Minor gripes though. The film lays out its unpleasant agenda from the start with the execution of Lord Clancharlie in the Iron Maiden (or Iron Lady as per the intertitles) and King James’s evil punishment for Gwynplaine (Hugo had a thing for unusual names didn’t he?). We don’t see the surgery take place but we don’t need to as the effect of this gruesome handiwork speaks for itself. The early scene in which young Gwynplaine is literally thrown off a boat by the gypsies into the snow is indicative of Leni’s ability to get under the audience’s skin with simplicity and not from the explicit. His mouth may be covered up but Gwynplaine’s pain is clear from his eyes, in a superb turn from young Julius Molnar Jr. who manages to bring out both the lost child and mature saviour of the baby with conviction.
Having grown together Gwynplaine and Dea are in love – or would be if Gwynplaine didn’t feel that his looks made him unworthy of the beautiful Dea’s heart. Aware of how sensitive Dea’s sense of touch is, Gwynplaine never lets her touch his lower face avoiding the inevitable revelation for as long as possible. When it does come, Dea philosophically exclaims “God made me blind so I can see the real Gwynplaine!” She’s a keeper, dude! Prior to the wedding, Josiana arranges a secret rendezvous with Gwynplaine to size him up, oddly enough finding herself both excited yet repelled by his grinning face. Gwynplaine accepts the invite to prove to himself that someone can find him attractive but it backfires when the Queen interferes, making Gwynplaine a peer and deporting Ursus and Dea.
It is no secret that the image created for this film was a direct influence on the character design of Batman’s arch nemesis The Joker while the two characters couldn’t be any more opposite.

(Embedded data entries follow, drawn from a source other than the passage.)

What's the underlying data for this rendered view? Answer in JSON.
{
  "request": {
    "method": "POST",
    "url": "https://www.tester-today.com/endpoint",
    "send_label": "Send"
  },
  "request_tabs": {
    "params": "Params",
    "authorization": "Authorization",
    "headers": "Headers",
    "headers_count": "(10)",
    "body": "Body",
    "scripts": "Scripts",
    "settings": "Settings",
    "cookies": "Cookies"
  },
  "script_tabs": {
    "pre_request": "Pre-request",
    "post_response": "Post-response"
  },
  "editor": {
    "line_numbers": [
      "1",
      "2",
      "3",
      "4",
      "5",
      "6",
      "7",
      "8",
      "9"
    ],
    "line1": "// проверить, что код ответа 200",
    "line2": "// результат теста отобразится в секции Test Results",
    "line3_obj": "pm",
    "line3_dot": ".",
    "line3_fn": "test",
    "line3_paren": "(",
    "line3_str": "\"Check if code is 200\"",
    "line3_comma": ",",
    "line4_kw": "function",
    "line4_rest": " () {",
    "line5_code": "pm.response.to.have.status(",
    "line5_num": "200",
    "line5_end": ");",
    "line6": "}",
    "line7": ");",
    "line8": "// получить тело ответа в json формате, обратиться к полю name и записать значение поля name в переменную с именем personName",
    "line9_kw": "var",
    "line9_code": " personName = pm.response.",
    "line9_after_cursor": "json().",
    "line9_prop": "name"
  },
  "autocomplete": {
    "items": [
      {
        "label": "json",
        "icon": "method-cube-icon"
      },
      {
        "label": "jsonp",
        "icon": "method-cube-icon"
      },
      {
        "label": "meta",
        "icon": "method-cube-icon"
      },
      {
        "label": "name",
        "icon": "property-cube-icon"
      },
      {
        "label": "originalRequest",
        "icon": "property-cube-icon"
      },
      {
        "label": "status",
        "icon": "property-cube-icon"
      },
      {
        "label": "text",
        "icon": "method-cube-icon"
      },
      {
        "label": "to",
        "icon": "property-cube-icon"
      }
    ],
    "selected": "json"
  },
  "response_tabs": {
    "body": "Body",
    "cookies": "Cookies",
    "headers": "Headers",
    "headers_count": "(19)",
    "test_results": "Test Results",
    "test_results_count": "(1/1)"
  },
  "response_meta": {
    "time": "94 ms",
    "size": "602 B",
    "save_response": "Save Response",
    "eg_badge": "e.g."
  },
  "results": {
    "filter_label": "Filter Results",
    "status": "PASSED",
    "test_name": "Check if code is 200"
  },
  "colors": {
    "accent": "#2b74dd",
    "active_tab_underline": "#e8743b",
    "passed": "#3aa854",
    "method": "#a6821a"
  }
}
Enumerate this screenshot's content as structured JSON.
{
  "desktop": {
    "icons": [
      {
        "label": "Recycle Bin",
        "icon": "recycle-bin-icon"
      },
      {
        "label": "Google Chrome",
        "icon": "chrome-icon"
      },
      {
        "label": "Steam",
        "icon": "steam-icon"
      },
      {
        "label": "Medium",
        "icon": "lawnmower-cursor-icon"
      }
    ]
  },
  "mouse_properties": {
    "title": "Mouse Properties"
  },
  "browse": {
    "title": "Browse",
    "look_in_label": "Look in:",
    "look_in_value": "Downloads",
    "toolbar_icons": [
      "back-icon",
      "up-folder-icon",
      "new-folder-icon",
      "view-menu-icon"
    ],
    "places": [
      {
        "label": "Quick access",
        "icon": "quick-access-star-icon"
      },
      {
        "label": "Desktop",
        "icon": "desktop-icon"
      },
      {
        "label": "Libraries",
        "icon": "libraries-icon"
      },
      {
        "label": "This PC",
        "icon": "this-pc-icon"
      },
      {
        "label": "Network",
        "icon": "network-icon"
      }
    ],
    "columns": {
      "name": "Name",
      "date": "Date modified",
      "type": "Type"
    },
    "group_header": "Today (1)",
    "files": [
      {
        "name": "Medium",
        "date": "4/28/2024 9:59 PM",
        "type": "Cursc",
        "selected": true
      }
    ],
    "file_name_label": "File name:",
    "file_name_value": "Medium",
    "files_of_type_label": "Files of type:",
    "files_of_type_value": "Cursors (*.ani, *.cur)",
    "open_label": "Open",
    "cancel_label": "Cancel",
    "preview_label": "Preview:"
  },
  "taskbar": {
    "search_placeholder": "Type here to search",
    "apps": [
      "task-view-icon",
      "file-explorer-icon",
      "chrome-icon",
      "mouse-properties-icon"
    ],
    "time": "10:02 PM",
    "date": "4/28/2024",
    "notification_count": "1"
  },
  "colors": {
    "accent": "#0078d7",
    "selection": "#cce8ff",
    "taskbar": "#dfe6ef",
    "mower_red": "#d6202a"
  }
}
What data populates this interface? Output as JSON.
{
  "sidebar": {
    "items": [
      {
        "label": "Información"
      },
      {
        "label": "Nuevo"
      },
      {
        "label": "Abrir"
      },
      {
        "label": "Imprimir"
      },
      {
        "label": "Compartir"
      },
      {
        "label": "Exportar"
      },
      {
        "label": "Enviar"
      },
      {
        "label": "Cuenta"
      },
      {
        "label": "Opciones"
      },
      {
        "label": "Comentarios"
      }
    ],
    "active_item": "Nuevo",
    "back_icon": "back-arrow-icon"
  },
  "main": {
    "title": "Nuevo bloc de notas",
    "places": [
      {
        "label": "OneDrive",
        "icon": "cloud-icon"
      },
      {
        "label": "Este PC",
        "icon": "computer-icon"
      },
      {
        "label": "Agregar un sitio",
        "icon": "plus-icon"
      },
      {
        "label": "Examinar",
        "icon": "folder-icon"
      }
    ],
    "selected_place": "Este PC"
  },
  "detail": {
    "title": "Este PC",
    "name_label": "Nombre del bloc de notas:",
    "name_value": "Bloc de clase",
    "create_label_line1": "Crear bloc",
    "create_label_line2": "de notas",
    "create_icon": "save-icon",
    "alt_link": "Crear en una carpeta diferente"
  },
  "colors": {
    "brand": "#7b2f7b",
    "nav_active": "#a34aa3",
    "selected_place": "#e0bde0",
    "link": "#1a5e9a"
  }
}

Gwynplaine is a gentle and sensitive soul as we see in his plight to spare Dea from the horror that is his visage. Initially the role of Gwynplaine was due to go to the Man of A Thousand Faces Lon Chaney – also marking a reunion with his Phantom Of The Opera co-star Mary Philbin – but his contract with MGM prohibited him working on this film for Universal. This fateful recasting pays dividends, as Veidt’s slimmer and angular features are far more suited to the image of Gwynplaine that Chaney’s, although what Chaney would have made of the role is now but a “what if?” dream for cineastes.
For Conrad Veidt his toughest challenge is to convey the pain and torment of his character with a huge grin on his face. It is one that he passes with flying colours, and speaking frankly, the fact this is a silent film adds to the effectiveness of his performances his eyes are forced to speak on his behalf. There is a noticeable eerie quality to his expression when he is on the brink of heartbreak yet his smile suggests otherwise. And when he finally mans up in the final act, the fire in his eyes coupled with the beaming grin creates something equally affecting for the viewer. Philbin gets to do little but serve as window dressing with her flowing blonde locks while the rest of the cast feast hungrily on the scenery, save for Olga Vladimirovna Baklanova who portrays Josiana as more of a flapper than nobility.
It may been one of the last bastions of its genre but The Man Who Laughs is a stirring and poignant tale that works best as a silent film, holding its head high a great example of its everlasting importance in cinema history. An overlooked classic for sure.